(Task data)

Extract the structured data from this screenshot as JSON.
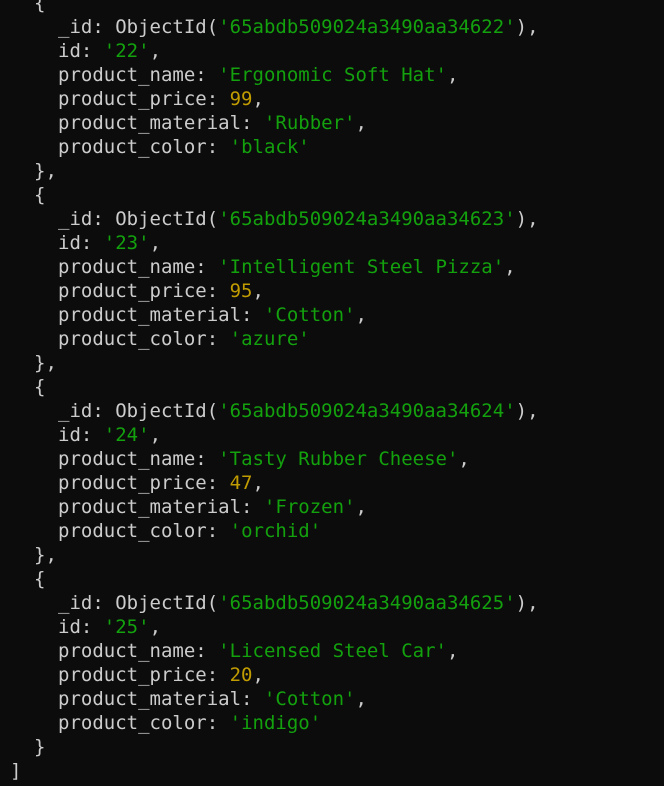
{
  "terminal": {
    "background": "#0c0c0c",
    "colors": {
      "text": "#cccccc",
      "string": "#13a10e",
      "number": "#c19c00"
    },
    "punctuation": {
      "open_brace": "{",
      "close_brace": "}",
      "close_brace_comma": "},",
      "close_bracket": "]",
      "colon": ": ",
      "comma": ",",
      "oid_open": "('",
      "oid_close": "'),",
      "str_quote": "'"
    },
    "field_names": {
      "oid": "_id",
      "oid_function": "ObjectId",
      "id": "id",
      "name": "product_name",
      "price": "product_price",
      "material": "product_material",
      "color": "product_color"
    },
    "documents": [
      {
        "oid": "65abdb509024a3490aa34622",
        "id": "22",
        "product_name": "Ergonomic Soft Hat",
        "product_price": "99",
        "product_material": "Rubber",
        "product_color": "black"
      },
      {
        "oid": "65abdb509024a3490aa34623",
        "id": "23",
        "product_name": "Intelligent Steel Pizza",
        "product_price": "95",
        "product_material": "Cotton",
        "product_color": "azure"
      },
      {
        "oid": "65abdb509024a3490aa34624",
        "id": "24",
        "product_name": "Tasty Rubber Cheese",
        "product_price": "47",
        "product_material": "Frozen",
        "product_color": "orchid"
      },
      {
        "oid": "65abdb509024a3490aa34625",
        "id": "25",
        "product_name": "Licensed Steel Car",
        "product_price": "20",
        "product_material": "Cotton",
        "product_color": "indigo"
      }
    ]
  }
}
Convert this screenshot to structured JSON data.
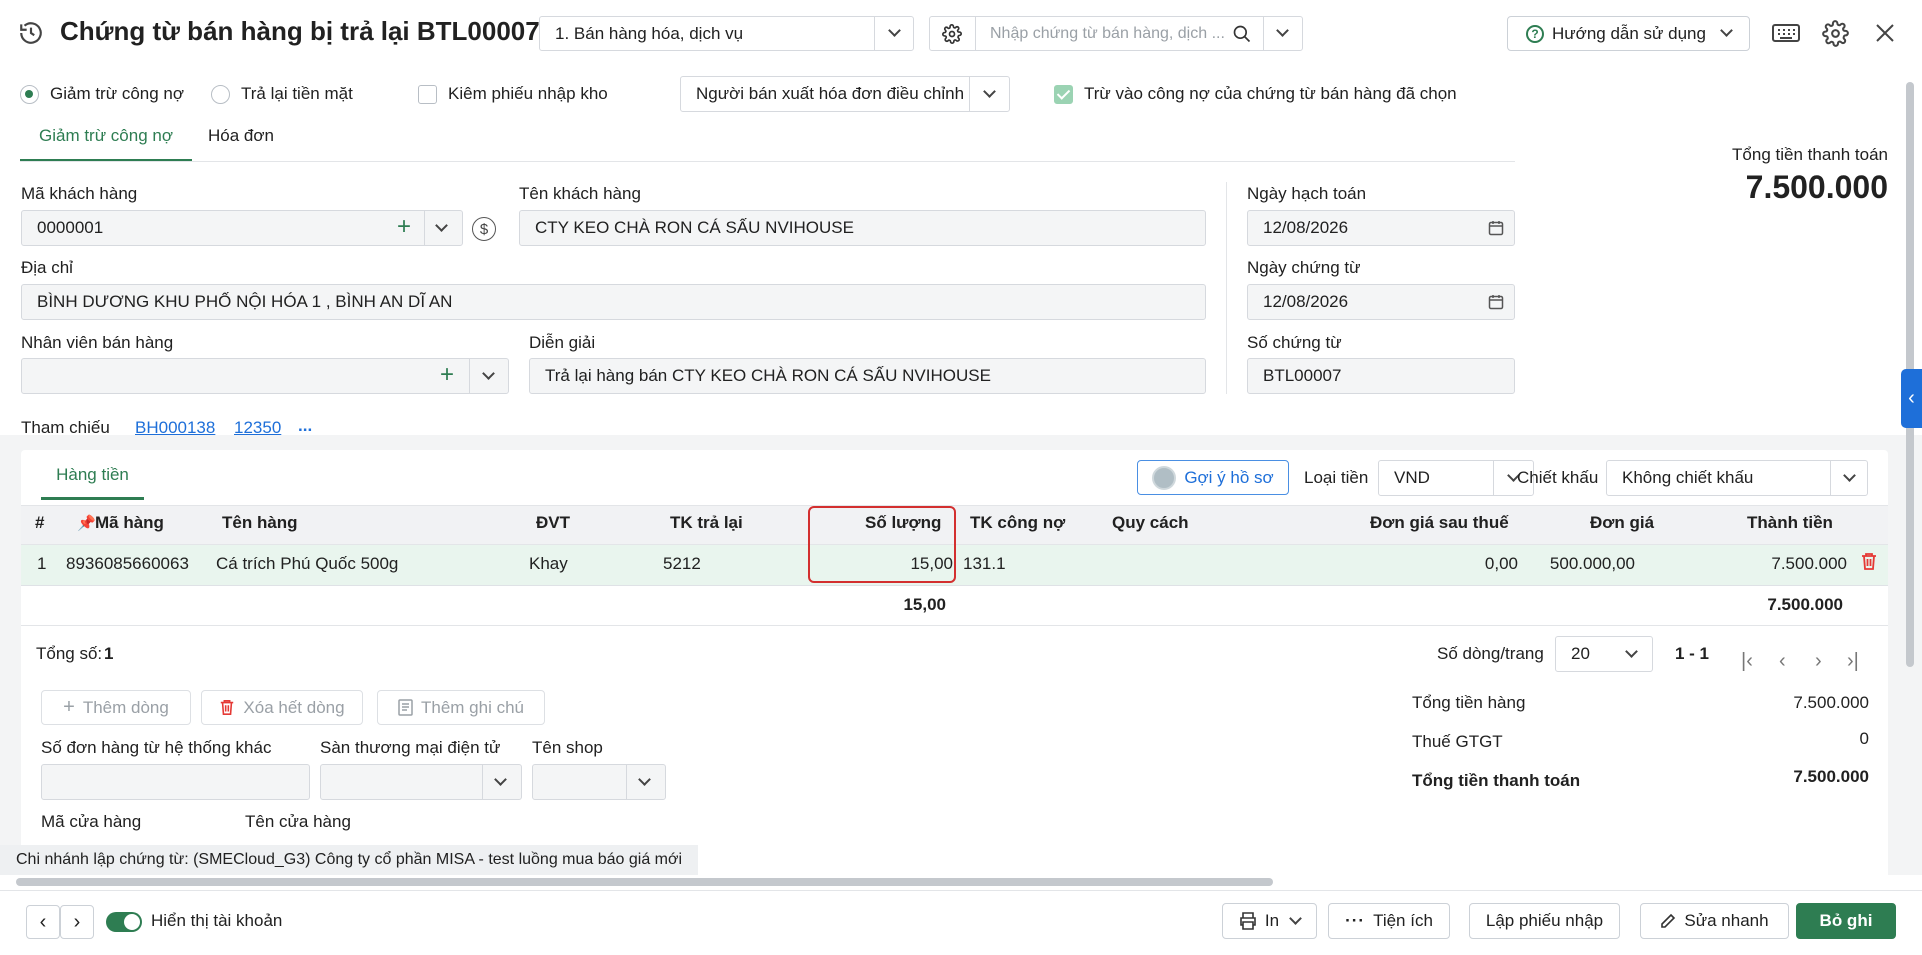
{
  "header": {
    "title": "Chứng từ bán hàng bị trả lại BTL00007",
    "type_select": "1. Bán hàng hóa, dịch vụ",
    "search_placeholder": "Nhập chứng từ bán hàng, dịch ...",
    "help_label": "Hướng dẫn sử dụng"
  },
  "options": {
    "radio_deduct": "Giảm trừ công nợ",
    "radio_refund": "Trả lại tiền mặt",
    "check_stock": "Kiêm phiếu nhập kho",
    "invoice_select": "Người bán xuất hóa đơn điều chỉnh",
    "check_offset": "Trừ vào công nợ của chứng từ bán hàng đã chọn"
  },
  "tabs": [
    "Giảm trừ công nợ",
    "Hóa đơn"
  ],
  "total_box": {
    "label": "Tổng tiền thanh toán",
    "value": "7.500.000"
  },
  "form": {
    "customer_code_label": "Mã khách hàng",
    "customer_code": "0000001",
    "customer_name_label": "Tên khách hàng",
    "customer_name": "CTY KEO CHÀ RON  CÁ SẤU NVIHOUSE",
    "address_label": "Địa chỉ",
    "address": "BÌNH DƯƠNG KHU PHỐ NỘI HÓA 1 , BÌNH AN DĨ AN",
    "sales_staff_label": "Nhân viên bán hàng",
    "sales_staff": "",
    "description_label": "Diễn giải",
    "description": "Trả lại hàng bán CTY KEO CHÀ RON  CÁ SẤU NVIHOUSE",
    "posting_date_label": "Ngày hạch toán",
    "posting_date": "12/08/2026",
    "voucher_date_label": "Ngày chứng từ",
    "voucher_date": "12/08/2026",
    "voucher_no_label": "Số chứng từ",
    "voucher_no": "BTL00007",
    "reference_label": "Tham chiếu",
    "ref1": "BH000138",
    "ref2": "12350",
    "ref_more": "..."
  },
  "goods": {
    "tab": "Hàng tiền",
    "suggest_btn": "Gợi ý hồ sơ",
    "currency_label": "Loại tiền",
    "currency": "VND",
    "discount_label": "Chiết khấu",
    "discount": "Không chiết khấu",
    "columns": [
      "#",
      "Mã hàng",
      "Tên hàng",
      "ĐVT",
      "TK trả lại",
      "Số lượng",
      "TK công nợ",
      "Quy cách",
      "Đơn giá sau thuế",
      "Đơn giá",
      "Thành tiền"
    ],
    "rows": [
      {
        "no": "1",
        "code": "8936085660063",
        "name": "Cá trích Phú Quốc 500g",
        "unit": "Khay",
        "return_acc": "5212",
        "qty": "15,00",
        "debt_acc": "131.1",
        "spec": "",
        "price_after_tax": "0,00",
        "price": "500.000,00",
        "amount": "7.500.000"
      }
    ],
    "total_qty": "15,00",
    "total_amount": "7.500.000",
    "count_label": "Tổng số:",
    "count": "1",
    "rows_per_page_label": "Số dòng/trang",
    "rows_per_page": "20",
    "page_range": "1 - 1"
  },
  "actions": {
    "add_row": "Thêm dòng",
    "delete_all": "Xóa hết dòng",
    "add_note": "Thêm ghi chú"
  },
  "extra": {
    "order_no_label": "Số đơn hàng từ hệ thống khác",
    "ecommerce_label": "Sàn thương mại điện tử",
    "shop_name_label": "Tên shop",
    "store_code_label": "Mã cửa hàng",
    "store_name_label": "Tên cửa hàng"
  },
  "summary": {
    "goods_total_label": "Tổng tiền hàng",
    "goods_total": "7.500.000",
    "vat_label": "Thuế GTGT",
    "vat": "0",
    "pay_total_label": "Tổng tiền thanh toán",
    "pay_total": "7.500.000"
  },
  "branch_note": "Chi nhánh lập chứng từ: (SMECloud_G3) Công ty cổ phần MISA - test luồng mua báo giá mới",
  "footer": {
    "show_account": "Hiển thị tài khoản",
    "print": "In",
    "utilities": "Tiện ích",
    "create_receipt": "Lập phiếu nhập",
    "quick_edit": "Sửa nhanh",
    "unpost": "Bỏ ghi"
  },
  "colors": {
    "accent": "#2e7d52",
    "link": "#1e6fd9",
    "highlight_row": "#e9f5ee",
    "danger": "#e53935"
  }
}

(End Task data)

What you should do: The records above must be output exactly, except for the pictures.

Answer box:
Extract the structured data from this screenshot as JSON.
{
  "terminal": {
    "background": "#0c0c0c",
    "colors": {
      "text": "#cccccc",
      "string": "#13a10e",
      "number": "#c19c00"
    },
    "punctuation": {
      "open_brace": "{",
      "close_brace": "}",
      "close_brace_comma": "},",
      "close_bracket": "]",
      "colon": ": ",
      "comma": ",",
      "oid_open": "('",
      "oid_close": "'),",
      "str_quote": "'"
    },
    "field_names": {
      "oid": "_id",
      "oid_function": "ObjectId",
      "id": "id",
      "name": "product_name",
      "price": "product_price",
      "material": "product_material",
      "color": "product_color"
    },
    "documents": [
      {
        "oid": "65abdb509024a3490aa34622",
        "id": "22",
        "product_name": "Ergonomic Soft Hat",
        "product_price": "99",
        "product_material": "Rubber",
        "product_color": "black"
      },
      {
        "oid": "65abdb509024a3490aa34623",
        "id": "23",
        "product_name": "Intelligent Steel Pizza",
        "product_price": "95",
        "product_material": "Cotton",
        "product_color": "azure"
      },
      {
        "oid": "65abdb509024a3490aa34624",
        "id": "24",
        "product_name": "Tasty Rubber Cheese",
        "product_price": "47",
        "product_material": "Frozen",
        "product_color": "orchid"
      },
      {
        "oid": "65abdb509024a3490aa34625",
        "id": "25",
        "product_name": "Licensed Steel Car",
        "product_price": "20",
        "product_material": "Cotton",
        "product_color": "indigo"
      }
    ]
  }
}
Convert this screenshot to structured JSON data.
{
  "header": {
    "title": "Chứng từ bán hàng bị trả lại BTL00007",
    "type_select": "1. Bán hàng hóa, dịch vụ",
    "search_placeholder": "Nhập chứng từ bán hàng, dịch ...",
    "help_label": "Hướng dẫn sử dụng"
  },
  "options": {
    "radio_deduct": "Giảm trừ công nợ",
    "radio_refund": "Trả lại tiền mặt",
    "check_stock": "Kiêm phiếu nhập kho",
    "invoice_select": "Người bán xuất hóa đơn điều chỉnh",
    "check_offset": "Trừ vào công nợ của chứng từ bán hàng đã chọn"
  },
  "tabs": [
    "Giảm trừ công nợ",
    "Hóa đơn"
  ],
  "total_box": {
    "label": "Tổng tiền thanh toán",
    "value": "7.500.000"
  },
  "form": {
    "customer_code_label": "Mã khách hàng",
    "customer_code": "0000001",
    "customer_name_label": "Tên khách hàng",
    "customer_name": "CTY KEO CHÀ RON  CÁ SẤU NVIHOUSE",
    "address_label": "Địa chỉ",
    "address": "BÌNH DƯƠNG KHU PHỐ NỘI HÓA 1 , BÌNH AN DĨ AN",
    "sales_staff_label": "Nhân viên bán hàng",
    "sales_staff": "",
    "description_label": "Diễn giải",
    "description": "Trả lại hàng bán CTY KEO CHÀ RON  CÁ SẤU NVIHOUSE",
    "posting_date_label": "Ngày hạch toán",
    "posting_date": "12/08/2026",
    "voucher_date_label": "Ngày chứng từ",
    "voucher_date": "12/08/2026",
    "voucher_no_label": "Số chứng từ",
    "voucher_no": "BTL00007",
    "reference_label": "Tham chiếu",
    "ref1": "BH000138",
    "ref2": "12350",
    "ref_more": "..."
  },
  "goods": {
    "tab": "Hàng tiền",
    "suggest_btn": "Gợi ý hồ sơ",
    "currency_label": "Loại tiền",
    "currency": "VND",
    "discount_label": "Chiết khấu",
    "discount": "Không chiết khấu",
    "columns": [
      "#",
      "Mã hàng",
      "Tên hàng",
      "ĐVT",
      "TK trả lại",
      "Số lượng",
      "TK công nợ",
      "Quy cách",
      "Đơn giá sau thuế",
      "Đơn giá",
      "Thành tiền"
    ],
    "rows": [
      {
        "no": "1",
        "code": "8936085660063",
        "name": "Cá trích Phú Quốc 500g",
        "unit": "Khay",
        "return_acc": "5212",
        "qty": "15,00",
        "debt_acc": "131.1",
        "spec": "",
        "price_after_tax": "0,00",
        "price": "500.000,00",
        "amount": "7.500.000"
      }
    ],
    "total_qty": "15,00",
    "total_amount": "7.500.000",
    "count_label": "Tổng số:",
    "count": "1",
    "rows_per_page_label": "Số dòng/trang",
    "rows_per_page": "20",
    "page_range": "1 - 1"
  },
  "actions": {
    "add_row": "Thêm dòng",
    "delete_all": "Xóa hết dòng",
    "add_note": "Thêm ghi chú"
  },
  "extra": {
    "order_no_label": "Số đơn hàng từ hệ thống khác",
    "ecommerce_label": "Sàn thương mại điện tử",
    "shop_name_label": "Tên shop",
    "store_code_label": "Mã cửa hàng",
    "store_name_label": "Tên cửa hàng"
  },
  "summary": {
    "goods_total_label": "Tổng tiền hàng",
    "goods_total": "7.500.000",
    "vat_label": "Thuế GTGT",
    "vat": "0",
    "pay_total_label": "Tổng tiền thanh toán",
    "pay_total": "7.500.000"
  },
  "branch_note": "Chi nhánh lập chứng từ: (SMECloud_G3) Công ty cổ phần MISA - test luồng mua báo giá mới",
  "footer": {
    "show_account": "Hiển thị tài khoản",
    "print": "In",
    "utilities": "Tiện ích",
    "create_receipt": "Lập phiếu nhập",
    "quick_edit": "Sửa nhanh",
    "unpost": "Bỏ ghi"
  },
  "colors": {
    "accent": "#2e7d52",
    "link": "#1e6fd9",
    "highlight_row": "#e9f5ee",
    "danger": "#e53935"
  }
}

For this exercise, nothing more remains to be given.